This post is part of the Epilepsy Blog Relay™ which will run from November 1 through November 30. Follow along and add comments to posts that inspire you!
Chris – I’m a Dad… but I’m also a husband to a wife who happens to have epilepsy.
So my last two entries for Faye covered Noah’s birth and our stay in hospital until he and came home. This one is going to be a bit of a look back at how I feel Faye and I have taken to becoming parents, as well as how Faye’s epilepsy has been since.
Having Noah home has been brilliant, and I love our little family and every new experience I’ve had thanks to him. But when it comes to Faye’s epilepsy it’s been hard. Faye has been on a drug reduction from Noah’s second week here, and as anybody who has ever dealt with someone who has epilepsy knows, any drug reduction brings its own issues. When we first came home Faye experienced a higher level of Complex Partial seizures, so for the first few days she was still taking Clobazam to counter act these. These complex partials mixed with a lack of sleep for Faye wasn’t great. And when you throw in that the Neurology team wanted to implement a drug reduction straight away to bring Faye’s high levels of Lamotrogine down it was pretty bad (High levels of Lamotrogine can be toxic for those who take too high an amount of it).
So Faye was on a drug decrease from the off, first getting her Lamotrigine levels back down to a reasonable level, and then getting the Keppra out of her system. This was done on a 2 weekly basis in drops, so that it wasn’t a huge shock to Faye’s system that the drugs were out of it. And it was all going smoothly until it came to dropping the Keppra. Each time Faye had to drop the Keppra she seemed to get more activity, and it dented her confidence each time this happened. Thankfully this activity only lasted a few days before things returned to normal, but considering Faye was dropping the Keppra every two weeks, it was a bit of a worry for us both.

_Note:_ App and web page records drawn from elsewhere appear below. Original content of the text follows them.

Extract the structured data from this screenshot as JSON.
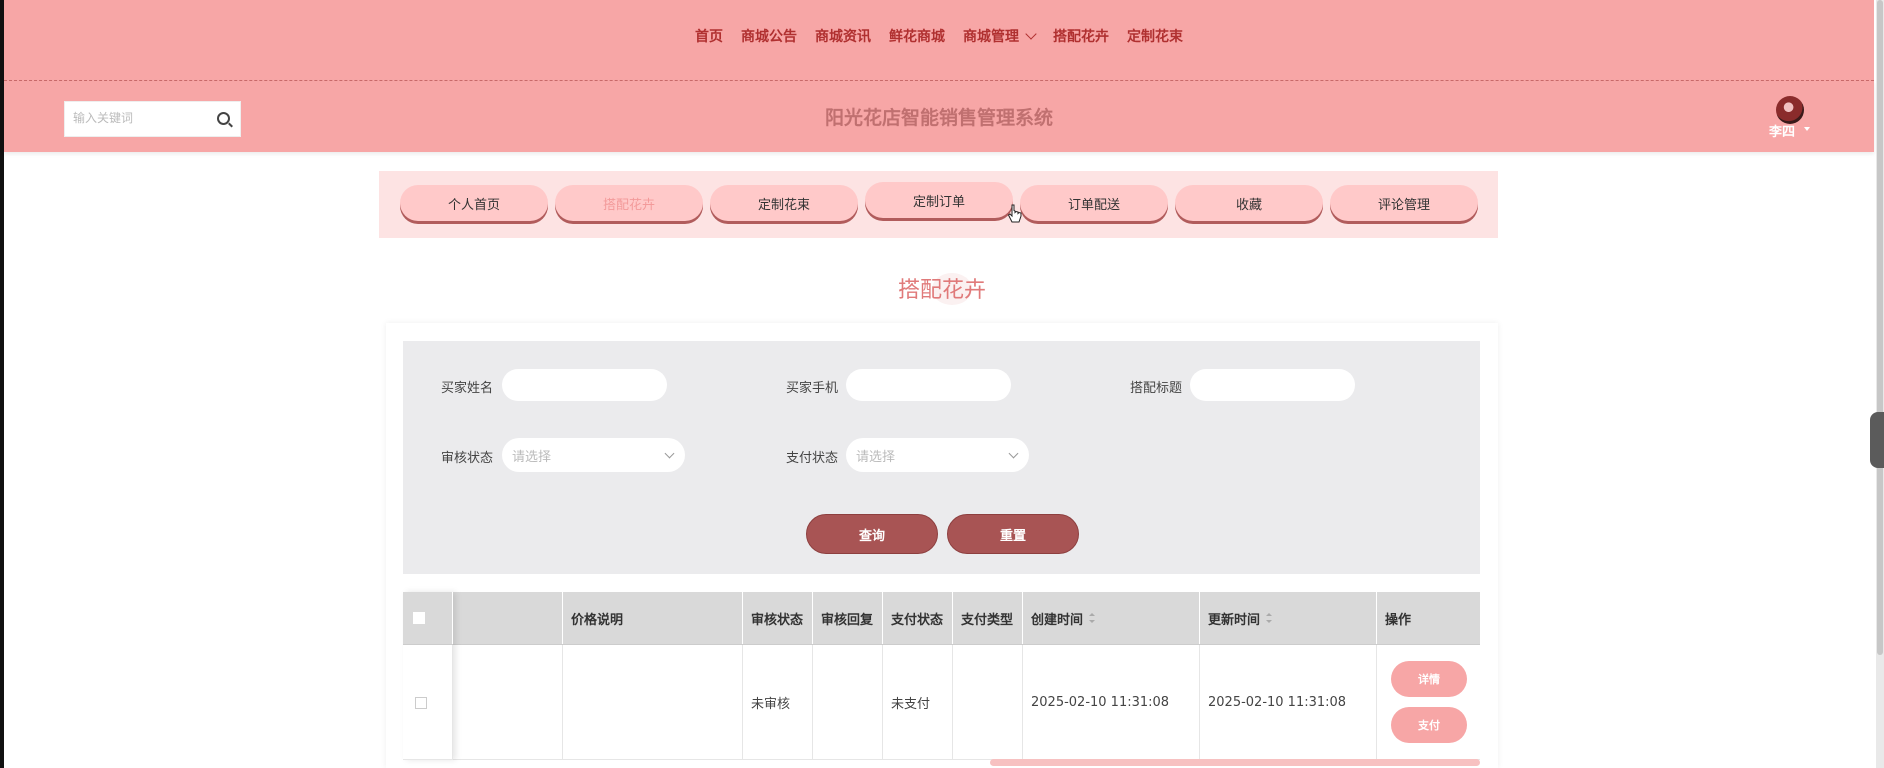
{
  "nav": {
    "items": [
      "首页",
      "商城公告",
      "商城资讯",
      "鲜花商城",
      "商城管理",
      "搭配花卉",
      "定制花束"
    ]
  },
  "header": {
    "search_placeholder": "输入关键词",
    "site_title": "阳光花店智能销售管理系统",
    "user_name": "李四"
  },
  "tabs": {
    "items": [
      "个人首页",
      "搭配花卉",
      "定制花束",
      "定制订单",
      "订单配送",
      "收藏",
      "评论管理"
    ],
    "active": "搭配花卉"
  },
  "page": {
    "title": "搭配花卉"
  },
  "filters": {
    "buyer_name_label": "买家姓名",
    "buyer_phone_label": "买家手机",
    "match_title_label": "搭配标题",
    "review_status_label": "审核状态",
    "review_status_placeholder": "请选择",
    "pay_status_label": "支付状态",
    "pay_status_placeholder": "请选择",
    "query_button": "查询",
    "reset_button": "重置"
  },
  "table": {
    "columns": [
      "价格说明",
      "审核状态",
      "审核回复",
      "支付状态",
      "支付类型",
      "创建时间",
      "更新时间",
      "操作"
    ],
    "rows": [
      {
        "price_desc": "",
        "review_status": "未审核",
        "review_reply": "",
        "pay_status": "未支付",
        "pay_type": "",
        "created": "2025-02-10 11:31:08",
        "updated": "2025-02-10 11:31:08",
        "actions": [
          "详情",
          "支付"
        ]
      }
    ]
  },
  "colors": {
    "nav_bg": "#f7a6a6",
    "nav_text": "#b03030",
    "tab_bg": "#ffc9c9",
    "button_bg": "#a85454",
    "title_pink": "#e07a7a"
  }
}
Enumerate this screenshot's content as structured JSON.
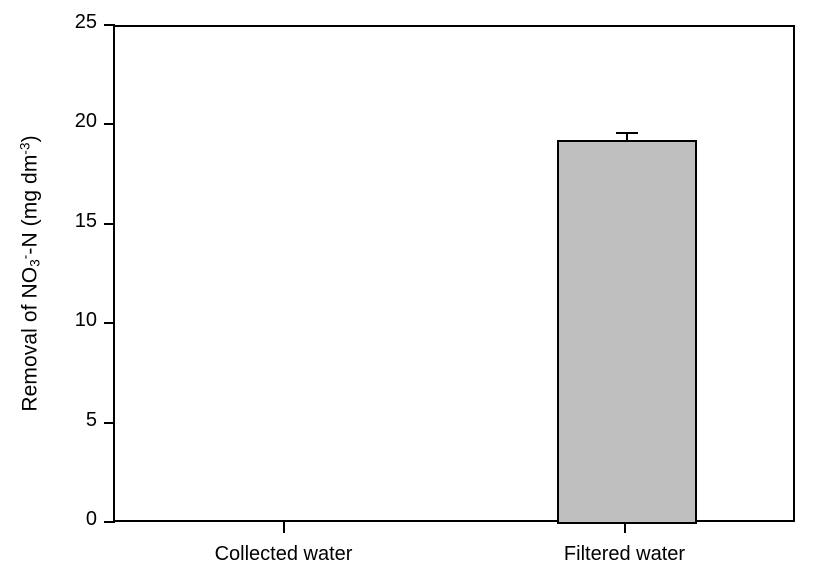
{
  "chart_data": {
    "type": "bar",
    "title": "",
    "subtitle": "",
    "xlabel": "",
    "ylabel": "Removal of NO3^- -N (mg dm^-3)",
    "ylabel_parts": {
      "prefix": "Removal of NO",
      "sub": "3",
      "sup_minus": "-",
      "mid": "-N (mg dm",
      "sup_exp": "-3",
      "suffix": ")"
    },
    "categories": [
      "Collected water",
      "Filtered water"
    ],
    "values": [
      0,
      19.3
    ],
    "errors": [
      0,
      0.4
    ],
    "error_type": "upper-only",
    "ylim": [
      0,
      25
    ],
    "yticks": [
      0,
      5,
      10,
      15,
      20,
      25
    ],
    "ytick_labels": [
      "0",
      "5",
      "10",
      "15",
      "20",
      "25"
    ],
    "grid": false,
    "legend": false,
    "legend_position": "none",
    "bar_fill_color": "#bfbfbf",
    "bar_edge_color": "#000000",
    "axis_color": "#000000",
    "background_color": "#ffffff",
    "frame": "full-box"
  }
}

The biggest piece of activity happened when Faye had her one and only Tonic-Clonic seizure since having Noah. It happened the night of my best friend’s wedding and was when I wasn’t with her. Faye had gone back to our room earlier than me so she could put Noah to bed. Faye had put Noah to bed and was getting herself ready when she had it. When I got to our room Faye told me what had happened, I felt incredibly guilty that I wasn’t with her to have been able to help. But Faye said that there was nothing I could do and I couldn’t be with her 24/7. What made it worse is that there was no phone signal at the venue for Faye to be able to get a hold of me, so she really was on her own.
The complex partials haven’t eased up, and Faye has woken up some mornings with marks where she’s had some form of seizure in her sleep. It’s hard for me but extremely hard for Faye. Anyone who knows Faye knows that when the Epilepsy isn’t bothering her she is a strong independent woman. With this heightened level of activity that she has been experiencing her confidence has taken a huge knock. For weeks Faye was scared that something would happen when she had Noah by herself, especially on or around train stations and stairs because of the huge Tonic-Clonic she had during pregnancy. But with some help from me and some of her friends, and some journeys completed, Faye’s confidence is slowly coming back.
Another issue that has arisen with Faye’s high levels of the drugs in her system are the many side effects that come with that. Some of the more common side effects of the Lamotrigine are:
The ones that have personally affected me the most are the bouts of Anxiety, confusion and irritability that Faye has suffered. I’m not going to go into personal detail with this but let’s say that there have been a few cases of “intense debating” that have happened due to them. Thankfully they all seem to be improving as Faye’s drug levels come down closer to the level they were at before she fell pregnant.
Life has been challenging over the last year, and the last four months have been crazy busy but every single second as a family has been a total joy. We take each day with the epilepsy as it comes as there are still bad days and we are learning how to be parents and how to deal with the epilepsy and the way it affects us as a family. However all that said we are heading in the right direction, Fayes meds are being played with and we are hopeful that we will find the balance again. We are both loving being parents and are very much looking forward to the future.
NEXT UP: Be sure to check out tomorrow's post at www.inmegansshoes.com for more on Epilepsy Awareness. For the full schedule of bloggers visit livingwellwithepilepsy.com/epilepsy-blog-relay.
My names Faye, mostly known for being a tea addict and keen runner. I'm 31, married and I had my 1st child in June 2015, oh and I also happen to have epilepsy. This is my story of Pregnancy, Motherhood & Epilepsy.